--- Exercise objective ---
Each entry is to be retyped exactly as it appears. Leave the images out.

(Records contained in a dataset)

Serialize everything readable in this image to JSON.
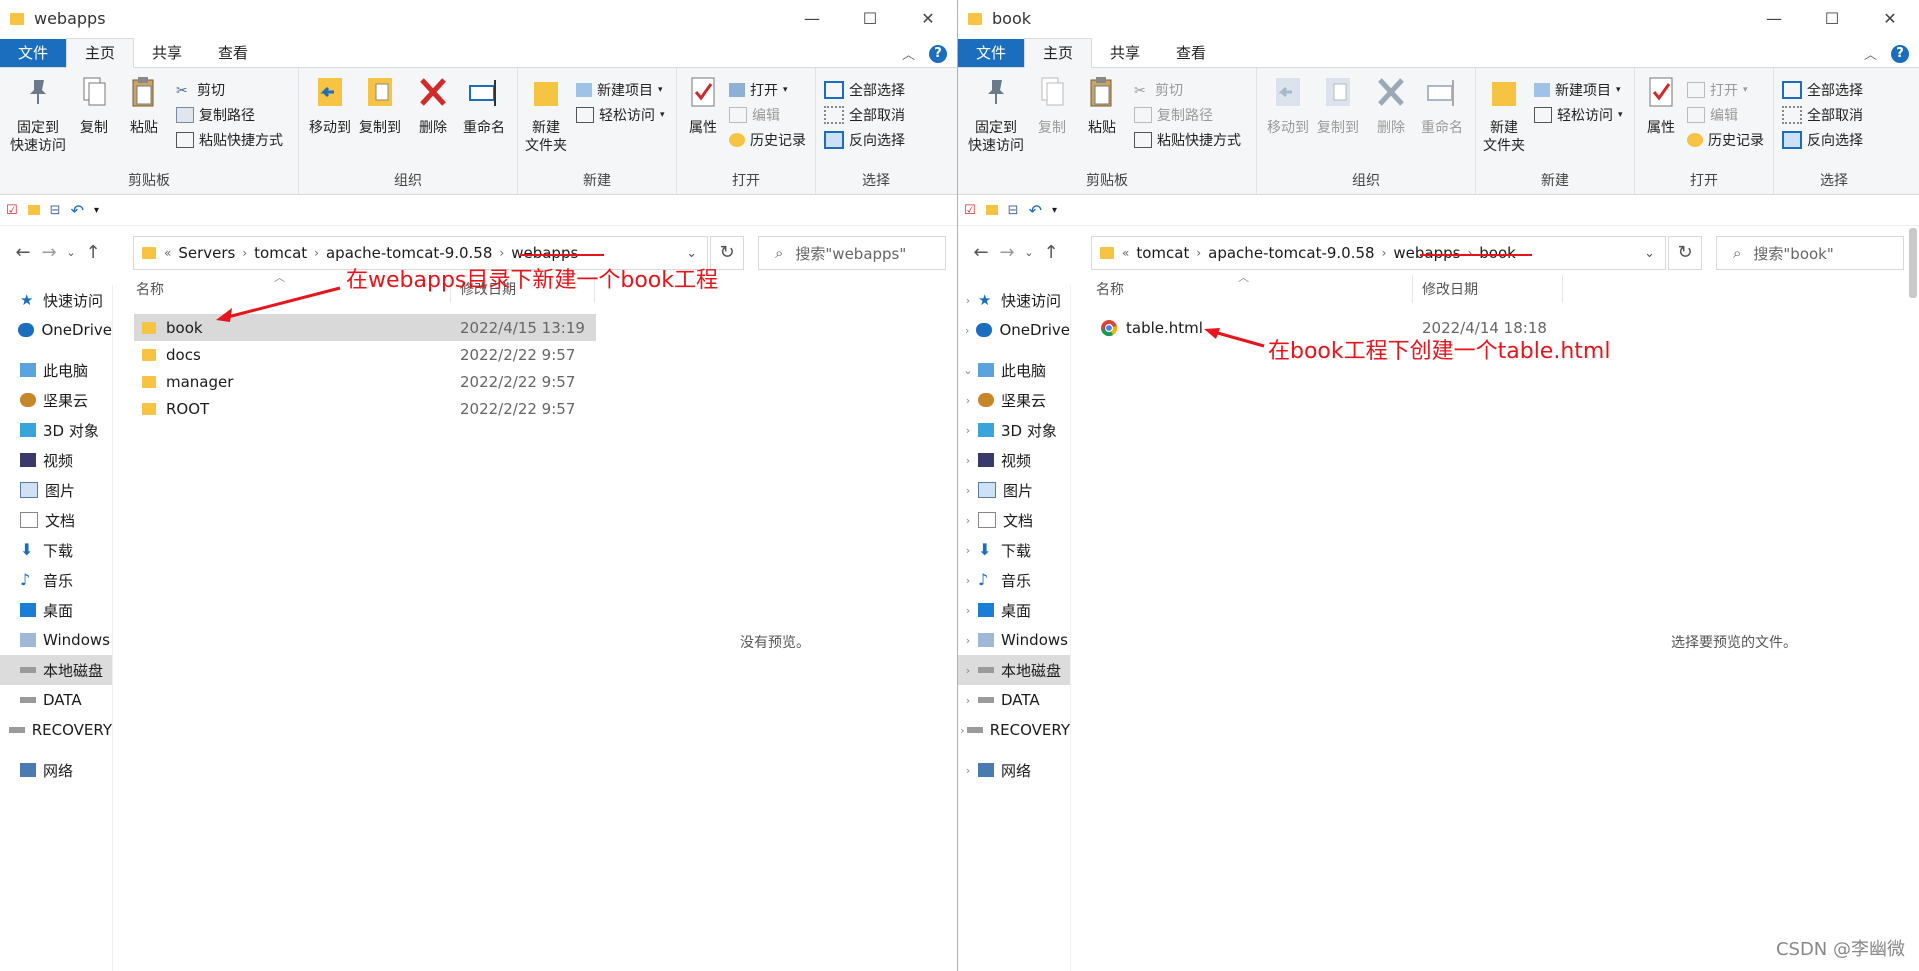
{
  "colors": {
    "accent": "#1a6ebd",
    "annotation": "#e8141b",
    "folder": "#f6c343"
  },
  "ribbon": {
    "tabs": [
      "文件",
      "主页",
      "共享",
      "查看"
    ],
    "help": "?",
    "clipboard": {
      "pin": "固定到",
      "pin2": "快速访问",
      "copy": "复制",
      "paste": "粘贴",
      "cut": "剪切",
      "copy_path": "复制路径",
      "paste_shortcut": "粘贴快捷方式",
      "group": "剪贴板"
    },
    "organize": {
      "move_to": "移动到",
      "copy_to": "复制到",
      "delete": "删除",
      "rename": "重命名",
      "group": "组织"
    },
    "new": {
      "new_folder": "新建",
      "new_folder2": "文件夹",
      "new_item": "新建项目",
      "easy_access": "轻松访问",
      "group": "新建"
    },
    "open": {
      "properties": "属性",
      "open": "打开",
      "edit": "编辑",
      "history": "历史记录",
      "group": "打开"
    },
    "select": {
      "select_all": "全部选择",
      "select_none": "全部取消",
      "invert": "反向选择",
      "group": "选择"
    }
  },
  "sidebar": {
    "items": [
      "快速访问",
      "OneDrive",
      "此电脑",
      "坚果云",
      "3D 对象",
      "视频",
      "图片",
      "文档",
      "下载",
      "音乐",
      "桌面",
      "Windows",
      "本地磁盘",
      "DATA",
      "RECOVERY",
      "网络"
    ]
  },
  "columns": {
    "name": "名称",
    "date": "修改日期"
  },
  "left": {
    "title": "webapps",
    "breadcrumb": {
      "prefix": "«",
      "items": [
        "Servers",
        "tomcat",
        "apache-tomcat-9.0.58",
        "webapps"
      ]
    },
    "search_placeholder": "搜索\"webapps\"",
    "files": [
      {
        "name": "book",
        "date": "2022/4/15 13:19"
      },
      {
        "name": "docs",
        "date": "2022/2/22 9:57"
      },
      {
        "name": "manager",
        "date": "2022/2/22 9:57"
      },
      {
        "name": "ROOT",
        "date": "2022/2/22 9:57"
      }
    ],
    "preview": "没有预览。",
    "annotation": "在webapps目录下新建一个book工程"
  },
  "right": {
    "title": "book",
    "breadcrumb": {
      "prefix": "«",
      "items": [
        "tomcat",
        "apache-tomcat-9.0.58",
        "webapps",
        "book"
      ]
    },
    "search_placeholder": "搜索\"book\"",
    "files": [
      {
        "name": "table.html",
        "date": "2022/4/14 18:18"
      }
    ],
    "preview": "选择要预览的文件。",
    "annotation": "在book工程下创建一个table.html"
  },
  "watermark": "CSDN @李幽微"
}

--- Exercise solution ---
Serialize everything readable in this image to JSON.
{
  "colors": {
    "accent": "#1a6ebd",
    "annotation": "#e8141b",
    "folder": "#f6c343"
  },
  "ribbon": {
    "tabs": [
      "文件",
      "主页",
      "共享",
      "查看"
    ],
    "help": "?",
    "clipboard": {
      "pin": "固定到",
      "pin2": "快速访问",
      "copy": "复制",
      "paste": "粘贴",
      "cut": "剪切",
      "copy_path": "复制路径",
      "paste_shortcut": "粘贴快捷方式",
      "group": "剪贴板"
    },
    "organize": {
      "move_to": "移动到",
      "copy_to": "复制到",
      "delete": "删除",
      "rename": "重命名",
      "group": "组织"
    },
    "new": {
      "new_folder": "新建",
      "new_folder2": "文件夹",
      "new_item": "新建项目",
      "easy_access": "轻松访问",
      "group": "新建"
    },
    "open": {
      "properties": "属性",
      "open": "打开",
      "edit": "编辑",
      "history": "历史记录",
      "group": "打开"
    },
    "select": {
      "select_all": "全部选择",
      "select_none": "全部取消",
      "invert": "反向选择",
      "group": "选择"
    }
  },
  "sidebar": {
    "items": [
      "快速访问",
      "OneDrive",
      "此电脑",
      "坚果云",
      "3D 对象",
      "视频",
      "图片",
      "文档",
      "下载",
      "音乐",
      "桌面",
      "Windows",
      "本地磁盘",
      "DATA",
      "RECOVERY",
      "网络"
    ]
  },
  "columns": {
    "name": "名称",
    "date": "修改日期"
  },
  "left": {
    "title": "webapps",
    "breadcrumb": {
      "prefix": "«",
      "items": [
        "Servers",
        "tomcat",
        "apache-tomcat-9.0.58",
        "webapps"
      ]
    },
    "search_placeholder": "搜索\"webapps\"",
    "files": [
      {
        "name": "book",
        "date": "2022/4/15 13:19"
      },
      {
        "name": "docs",
        "date": "2022/2/22 9:57"
      },
      {
        "name": "manager",
        "date": "2022/2/22 9:57"
      },
      {
        "name": "ROOT",
        "date": "2022/2/22 9:57"
      }
    ],
    "preview": "没有预览。",
    "annotation": "在webapps目录下新建一个book工程"
  },
  "right": {
    "title": "book",
    "breadcrumb": {
      "prefix": "«",
      "items": [
        "tomcat",
        "apache-tomcat-9.0.58",
        "webapps",
        "book"
      ]
    },
    "search_placeholder": "搜索\"book\"",
    "files": [
      {
        "name": "table.html",
        "date": "2022/4/14 18:18"
      }
    ],
    "preview": "选择要预览的文件。",
    "annotation": "在book工程下创建一个table.html"
  },
  "watermark": "CSDN @李幽微"
}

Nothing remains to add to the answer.